Patient-Centered Medical Homes
A Patient-Centered Medical Home (PCMH) is a care delivery model in which patient care is provided through a primary care physician, not unlike certain Managed Care instances. This centralizes the care a patient receives and, in a similar manner to ACOs, requires providers to collaborate as a team in order to give holistic care.
Benefits of Value-Based Care Models
Since healthcare costs are rising and patient satisfaction is often not, it has become vital to healthcare providers and payers that new techniques for billing and revenue cycle management be adopted. As the healthcare industry continues to search for new ways to stay financially viable, VBC is the type of care delivery and payment system that many organizations and government entities are eyeing as a solution. It comes with many benefits for healthcare organizations and patients alike.
1. Higher Efficiency of Care & Greater Patient Satisfaction
Since VBC models are reliant on quality, providers focus on providing medical solutions that work over the long term and on developing relationships with patients. This requires them to be more strategic and efficient with the care they give, which will also increase patient satisfaction, which is the end goal. Additionally, through VBC, providers do not face financial risk stemming from capitated payment methods. The better the care physicians can provide in one episode, the more rewards they will receive.
2. Patients Spend Less Money But Have Better Health
Because VBC is not dependent on the number of services provided, but rather their quality, patients won’t have to pay for things they didn’t need or that wouldn’t have worked. The focus is on providing personalized solutions that are agreed upon between them and their provider and which will lead to better outcomes in the long run. VBC rewards these outcomes for both the patient and the provider.
3. Prices Will Begin to Reflect Value
Prescriptions and physician services are often priced according to supply and demand principles, meaning prices are higher than many would desire or can afford. However, using Value-Based Care models could contribute to price changes that reflect the value that medicines and services have for patients. With the focus placed on the individual patient rather than how many services can be provided, it will become easier for manufacturers to tie the prices of their products to the value they provide.
4. Healthier Society and Reduced Risk
Since one of the main goals of VBC is to help society and communities as a whole become healthier, financial risk is reduced because it is spread out more evenly. Because financial rewards are tied to the satisfaction of patients, the more patients are satisfied with their care, the more financially stable healthcare organizations and providers will be.

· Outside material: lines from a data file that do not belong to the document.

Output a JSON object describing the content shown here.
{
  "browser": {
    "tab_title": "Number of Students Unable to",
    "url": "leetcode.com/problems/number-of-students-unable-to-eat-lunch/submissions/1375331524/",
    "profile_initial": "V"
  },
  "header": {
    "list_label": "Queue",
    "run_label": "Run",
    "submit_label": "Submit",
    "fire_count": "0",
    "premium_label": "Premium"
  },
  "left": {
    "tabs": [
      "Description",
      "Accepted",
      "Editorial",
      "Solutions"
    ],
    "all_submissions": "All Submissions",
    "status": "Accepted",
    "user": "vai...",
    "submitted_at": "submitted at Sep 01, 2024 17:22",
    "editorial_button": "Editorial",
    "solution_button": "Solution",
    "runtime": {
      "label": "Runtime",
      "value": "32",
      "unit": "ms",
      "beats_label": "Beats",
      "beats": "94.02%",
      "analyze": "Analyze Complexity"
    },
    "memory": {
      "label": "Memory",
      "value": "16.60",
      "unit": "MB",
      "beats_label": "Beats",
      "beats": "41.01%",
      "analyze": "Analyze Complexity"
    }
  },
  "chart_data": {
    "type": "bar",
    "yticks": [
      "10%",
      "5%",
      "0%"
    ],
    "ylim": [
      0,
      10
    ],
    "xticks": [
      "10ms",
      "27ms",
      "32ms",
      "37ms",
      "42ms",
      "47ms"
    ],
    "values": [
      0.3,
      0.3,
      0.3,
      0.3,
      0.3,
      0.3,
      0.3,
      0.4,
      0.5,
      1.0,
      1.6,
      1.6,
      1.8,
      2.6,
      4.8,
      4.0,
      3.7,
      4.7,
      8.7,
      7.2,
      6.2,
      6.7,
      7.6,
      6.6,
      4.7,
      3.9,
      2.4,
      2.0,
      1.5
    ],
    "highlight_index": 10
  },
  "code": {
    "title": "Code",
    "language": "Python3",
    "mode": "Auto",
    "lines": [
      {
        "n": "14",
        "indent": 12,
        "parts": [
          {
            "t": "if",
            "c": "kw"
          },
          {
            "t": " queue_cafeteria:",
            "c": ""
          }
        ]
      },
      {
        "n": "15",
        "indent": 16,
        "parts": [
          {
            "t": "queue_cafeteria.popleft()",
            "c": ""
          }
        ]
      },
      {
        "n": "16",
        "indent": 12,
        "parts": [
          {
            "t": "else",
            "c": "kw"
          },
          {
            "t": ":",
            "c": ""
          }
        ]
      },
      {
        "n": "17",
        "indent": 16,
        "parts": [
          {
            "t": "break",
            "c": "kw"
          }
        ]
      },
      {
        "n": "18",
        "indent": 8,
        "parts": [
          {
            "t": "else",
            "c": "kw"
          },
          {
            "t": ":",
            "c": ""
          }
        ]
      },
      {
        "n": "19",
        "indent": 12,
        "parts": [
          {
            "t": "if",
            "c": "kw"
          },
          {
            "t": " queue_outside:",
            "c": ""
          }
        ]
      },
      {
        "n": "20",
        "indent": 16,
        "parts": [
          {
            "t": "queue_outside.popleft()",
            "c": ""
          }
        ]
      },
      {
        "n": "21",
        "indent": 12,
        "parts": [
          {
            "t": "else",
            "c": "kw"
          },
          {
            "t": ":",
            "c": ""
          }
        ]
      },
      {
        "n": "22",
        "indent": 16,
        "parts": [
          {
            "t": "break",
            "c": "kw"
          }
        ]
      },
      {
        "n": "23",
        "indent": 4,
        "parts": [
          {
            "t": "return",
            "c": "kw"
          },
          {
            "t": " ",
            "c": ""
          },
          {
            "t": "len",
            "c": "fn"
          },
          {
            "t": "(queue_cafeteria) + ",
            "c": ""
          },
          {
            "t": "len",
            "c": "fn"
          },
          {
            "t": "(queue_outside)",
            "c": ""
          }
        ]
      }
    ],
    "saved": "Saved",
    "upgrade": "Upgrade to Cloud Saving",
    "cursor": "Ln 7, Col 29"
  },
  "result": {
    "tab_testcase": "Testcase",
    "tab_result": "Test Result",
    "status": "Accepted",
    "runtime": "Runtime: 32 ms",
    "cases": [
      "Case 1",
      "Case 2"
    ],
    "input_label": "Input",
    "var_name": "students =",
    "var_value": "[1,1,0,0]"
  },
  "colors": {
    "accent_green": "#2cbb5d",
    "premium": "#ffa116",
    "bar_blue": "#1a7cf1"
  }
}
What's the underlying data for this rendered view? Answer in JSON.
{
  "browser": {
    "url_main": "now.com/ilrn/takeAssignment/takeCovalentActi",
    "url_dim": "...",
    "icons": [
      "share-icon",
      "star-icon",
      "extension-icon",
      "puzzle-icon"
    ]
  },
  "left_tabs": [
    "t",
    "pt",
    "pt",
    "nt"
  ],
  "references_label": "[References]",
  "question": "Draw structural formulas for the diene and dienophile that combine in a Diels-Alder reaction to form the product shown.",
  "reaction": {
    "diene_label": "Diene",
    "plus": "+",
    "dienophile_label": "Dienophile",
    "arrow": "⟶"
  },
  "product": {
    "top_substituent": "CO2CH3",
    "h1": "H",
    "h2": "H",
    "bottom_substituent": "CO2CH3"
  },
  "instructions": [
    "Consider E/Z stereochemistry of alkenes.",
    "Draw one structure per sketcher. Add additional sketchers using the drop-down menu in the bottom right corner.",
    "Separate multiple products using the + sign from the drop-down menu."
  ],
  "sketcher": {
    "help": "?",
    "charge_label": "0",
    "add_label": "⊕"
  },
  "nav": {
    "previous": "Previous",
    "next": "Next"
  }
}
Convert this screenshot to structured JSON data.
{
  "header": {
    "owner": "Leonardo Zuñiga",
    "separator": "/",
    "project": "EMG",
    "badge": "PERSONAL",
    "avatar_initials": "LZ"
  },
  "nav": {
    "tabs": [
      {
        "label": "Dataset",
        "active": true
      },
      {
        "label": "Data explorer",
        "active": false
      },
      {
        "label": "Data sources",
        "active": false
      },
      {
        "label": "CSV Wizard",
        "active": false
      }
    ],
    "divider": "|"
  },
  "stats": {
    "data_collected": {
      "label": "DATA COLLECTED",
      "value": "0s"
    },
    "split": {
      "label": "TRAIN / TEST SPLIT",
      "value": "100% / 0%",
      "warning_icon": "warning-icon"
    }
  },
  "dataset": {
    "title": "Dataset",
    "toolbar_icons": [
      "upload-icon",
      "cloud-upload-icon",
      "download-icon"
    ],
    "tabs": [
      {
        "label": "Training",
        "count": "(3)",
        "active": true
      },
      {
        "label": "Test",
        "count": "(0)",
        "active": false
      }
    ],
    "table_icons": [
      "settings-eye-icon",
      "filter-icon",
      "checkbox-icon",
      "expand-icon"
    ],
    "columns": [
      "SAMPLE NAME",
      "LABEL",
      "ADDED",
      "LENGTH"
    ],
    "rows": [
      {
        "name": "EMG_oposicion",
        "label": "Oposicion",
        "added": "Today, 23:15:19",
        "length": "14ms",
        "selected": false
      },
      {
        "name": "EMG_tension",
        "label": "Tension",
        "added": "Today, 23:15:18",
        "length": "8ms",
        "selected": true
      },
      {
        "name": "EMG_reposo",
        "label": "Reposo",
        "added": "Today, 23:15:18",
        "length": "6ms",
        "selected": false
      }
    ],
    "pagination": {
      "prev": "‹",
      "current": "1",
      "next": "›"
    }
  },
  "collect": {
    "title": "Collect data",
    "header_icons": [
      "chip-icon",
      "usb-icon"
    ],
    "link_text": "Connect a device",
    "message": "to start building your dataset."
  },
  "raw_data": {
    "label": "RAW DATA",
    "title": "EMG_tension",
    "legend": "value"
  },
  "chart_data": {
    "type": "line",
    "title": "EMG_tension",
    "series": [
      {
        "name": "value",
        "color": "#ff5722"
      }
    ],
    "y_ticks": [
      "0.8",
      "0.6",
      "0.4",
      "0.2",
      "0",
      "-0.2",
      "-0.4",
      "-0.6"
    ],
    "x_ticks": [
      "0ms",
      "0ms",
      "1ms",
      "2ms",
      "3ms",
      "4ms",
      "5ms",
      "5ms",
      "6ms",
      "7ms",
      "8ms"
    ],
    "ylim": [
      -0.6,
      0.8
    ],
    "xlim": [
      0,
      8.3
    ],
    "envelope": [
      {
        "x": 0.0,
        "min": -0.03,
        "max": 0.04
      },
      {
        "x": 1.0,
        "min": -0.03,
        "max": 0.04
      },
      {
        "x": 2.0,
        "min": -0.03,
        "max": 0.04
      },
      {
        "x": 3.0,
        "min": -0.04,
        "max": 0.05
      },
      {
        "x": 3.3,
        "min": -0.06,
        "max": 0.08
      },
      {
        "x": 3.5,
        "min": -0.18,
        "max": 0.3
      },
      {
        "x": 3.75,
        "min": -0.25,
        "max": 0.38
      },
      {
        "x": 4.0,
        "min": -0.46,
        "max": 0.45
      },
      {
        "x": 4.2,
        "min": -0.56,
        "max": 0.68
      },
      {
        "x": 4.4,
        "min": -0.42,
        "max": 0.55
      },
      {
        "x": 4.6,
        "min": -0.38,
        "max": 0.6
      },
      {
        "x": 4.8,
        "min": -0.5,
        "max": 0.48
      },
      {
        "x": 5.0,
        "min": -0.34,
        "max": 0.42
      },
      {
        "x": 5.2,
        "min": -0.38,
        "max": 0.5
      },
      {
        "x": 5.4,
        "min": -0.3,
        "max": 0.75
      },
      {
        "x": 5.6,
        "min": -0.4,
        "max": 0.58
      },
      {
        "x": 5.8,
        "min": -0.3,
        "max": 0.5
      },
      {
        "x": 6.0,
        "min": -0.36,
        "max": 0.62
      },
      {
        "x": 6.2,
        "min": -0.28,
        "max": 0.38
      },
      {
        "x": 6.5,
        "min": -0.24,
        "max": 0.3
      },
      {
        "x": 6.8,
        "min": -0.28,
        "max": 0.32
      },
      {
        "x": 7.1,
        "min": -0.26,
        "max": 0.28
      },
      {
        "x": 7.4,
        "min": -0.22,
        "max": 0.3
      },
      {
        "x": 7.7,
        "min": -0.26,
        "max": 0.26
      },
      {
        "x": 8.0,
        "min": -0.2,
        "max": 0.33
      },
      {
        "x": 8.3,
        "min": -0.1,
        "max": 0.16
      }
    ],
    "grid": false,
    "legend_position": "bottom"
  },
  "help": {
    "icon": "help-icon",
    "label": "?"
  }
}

Value-Based Care: Is It the Future?
VBC models are becoming increasingly popular in government circles, especially where Medicaid and Medicare are concerned. With the heavy influence of these programs in mind, it’s likely that more providers will come to see the benefits of using VBC models to improve their revenue cycle management. Granted, there are still some challenges to work through, such as interoperability with current systems, how to implement it fairly and how to adapt from other healthcare models to VBC. However, many experts are convinced that while change may be slow, it will be positive over time.
In the meantime, it will be important in the continuing future for healthcare organizations to look more closely at their revenue models and determine where costs can be cut while still maintaining patient satisfaction. This is where we at DECO shine. We work alongside clinical staff to provide the best financial outcomes while also helping patients find ways to pay their bills. If you have any questions about Value-Based Care or about how our organization can help yours, contact us today!